• _TASK BRIEF_
Filtering the records below, copy only those lines that include the word "Pixel".

• _RECORDS FOR THE EXERCISE_
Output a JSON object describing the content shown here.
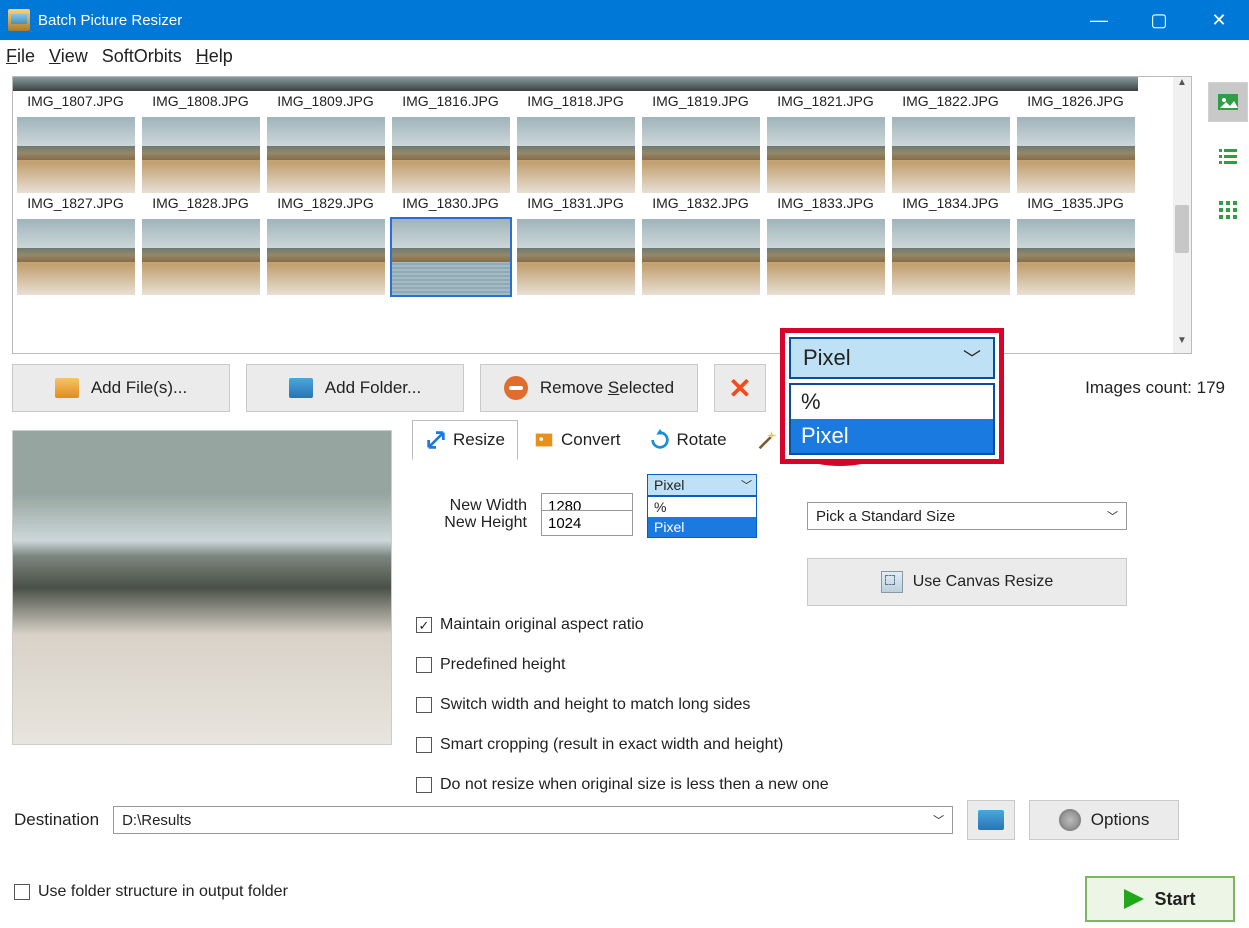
{
  "app": {
    "title": "Batch Picture Resizer"
  },
  "menu": {
    "file": "File",
    "view": "View",
    "softorbits": "SoftOrbits",
    "help": "Help"
  },
  "thumbs_row1": [
    "IMG_1807.JPG",
    "IMG_1808.JPG",
    "IMG_1809.JPG",
    "IMG_1816.JPG",
    "IMG_1818.JPG",
    "IMG_1819.JPG",
    "IMG_1821.JPG",
    "IMG_1822.JPG",
    "IMG_1826.JPG"
  ],
  "thumbs_row2": [
    "IMG_1827.JPG",
    "IMG_1828.JPG",
    "IMG_1829.JPG",
    "IMG_1830.JPG",
    "IMG_1831.JPG",
    "IMG_1832.JPG",
    "IMG_1833.JPG",
    "IMG_1834.JPG",
    "IMG_1835.JPG"
  ],
  "selected_index": 3,
  "toolbar": {
    "add_files": "Add File(s)...",
    "add_folder": "Add Folder...",
    "remove_selected": "Remove Selected"
  },
  "count_label": "Images count: 179",
  "tabs": {
    "resize": "Resize",
    "convert": "Convert",
    "rotate": "Rotate",
    "effects": "Effects"
  },
  "resize": {
    "width_label": "New Width",
    "width_value": "1280",
    "height_label": "New Height",
    "height_value": "1024",
    "unit_selected": "Pixel",
    "unit_options": [
      "%",
      "Pixel"
    ],
    "std_size": "Pick a Standard Size",
    "canvas_btn": "Use Canvas Resize",
    "chk_aspect": "Maintain original aspect ratio",
    "chk_predef": "Predefined height",
    "chk_switch": "Switch width and height to match long sides",
    "chk_smart": "Smart cropping (result in exact width and height)",
    "chk_noresize": "Do not resize when original size is less then a new one"
  },
  "dest": {
    "label": "Destination",
    "value": "D:\\Results"
  },
  "use_folder_structure": "Use folder structure in output folder",
  "buttons": {
    "options": "Options",
    "start": "Start"
  },
  "overlay": {
    "selected": "Pixel",
    "opt1": "%",
    "opt2": "Pixel"
  }
}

• _FINISHED TASK_
    "unit_selected": "Pixel",
      "Pixel"
    "selected": "Pixel",
    "opt2": "Pixel"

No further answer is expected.